Indigenous people present at the court said they were devastated by the ruling, while activists said it could encourage the government to requisition more land on Malaysia's part of Borneo and create "internal refugees".
"It is an unfair decision. I have not been fully compensated," said Ngajang Midin, 50, of the Ukit tribe, as tears rolled down his face. He has already moved to higher ground and the multi-billion-dollar dam has begun operations.
"My cocoa and pepper trees are underwater. My ancestors' graves are buried under the sea of water," he said.
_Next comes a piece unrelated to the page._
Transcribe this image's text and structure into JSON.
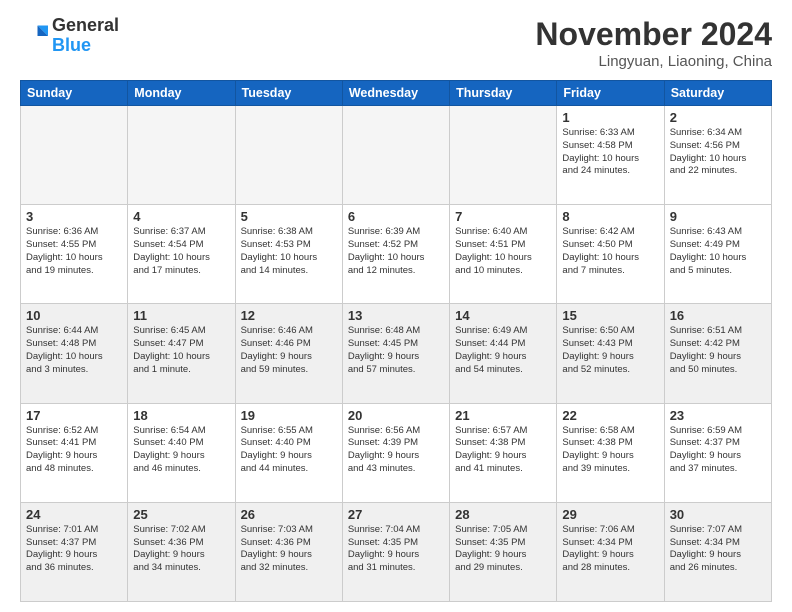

The fight, seen as a test case, began 12 years ago when the state government of Sarawak requisitioned land for the controversial Bakun hydroelectric dam and a timber pulp mill on Borneo, famous for its biodiversity.
About 15,000 people were forcibly relocated to make room for the dam and a reservoir about the size of Singapore, which began generating power last month.
Many have made an unhappy transition to life in drab resettlement areas, and representatives of the evicted indigenous people launched a series of legal appeals.
But these culminated Thursday in a unanimous dismissal by a three-judge panel from Malaysia's highest court, the Federal Court, which found the eviction had not violated the tribal peoples' constitutional rights.
"I hearby dismiss the appeal and uphold the orders of the courts below," chief justice Zaki Azmi, of the Federal Court, said in the capital Kuala Lumpur.
Colin Nicholas, founder and coordinator of the Center for Orang Asli Concerns, whose name uses the Malay term for indigenous people -- said the decision could turn the indigenous groups into "internal refugees."
"Natives use blockades and negotiations (and when it fails) they come to court for justice. But that justice was not delivered. It is disappointing," he told AFP.
"The fear now is these people will become internal refugees because they can be forced to relocate," he said.
Ngajang, who has moved to higher ground with his family, said he was afraid for the future. "I fear we will be driven out from our own land. I will end up like a squatter," he said. "Our lives are only filled with darkness and uncertainties."
The case was brought by members of indigenous tribes including the Iban, Dayak, Kayan, Kenyah and Ukit peoples, some of the many ethnic groups living on Borneo, which is split between Malaysia, Indonesia and the sultanate of Brunei.
A lawyer for the group, Baru Bian, said that more tribal people in Sarawak might now be forcibly moved in the name of development. “There is a possibility the move to displace natives in Sarawak will gain momentum," he said. About 200 cases of indigenous people fighting state acquisition of their land are ongoing in lower courts.
Transparency International has labelled Bakun a "monument of corruption", and analysts have questioned how the Malaysian government can ever recover the money it has sunk into the project.
The dam, one of the world's tallest, has been dogged by problems since its approval in 1993, and the delays have incurred large cost overruns.
The construction costs for Bakun have added up to at least $2.6 billion, making it among the most expensive infrastructure projects in Malaysian history.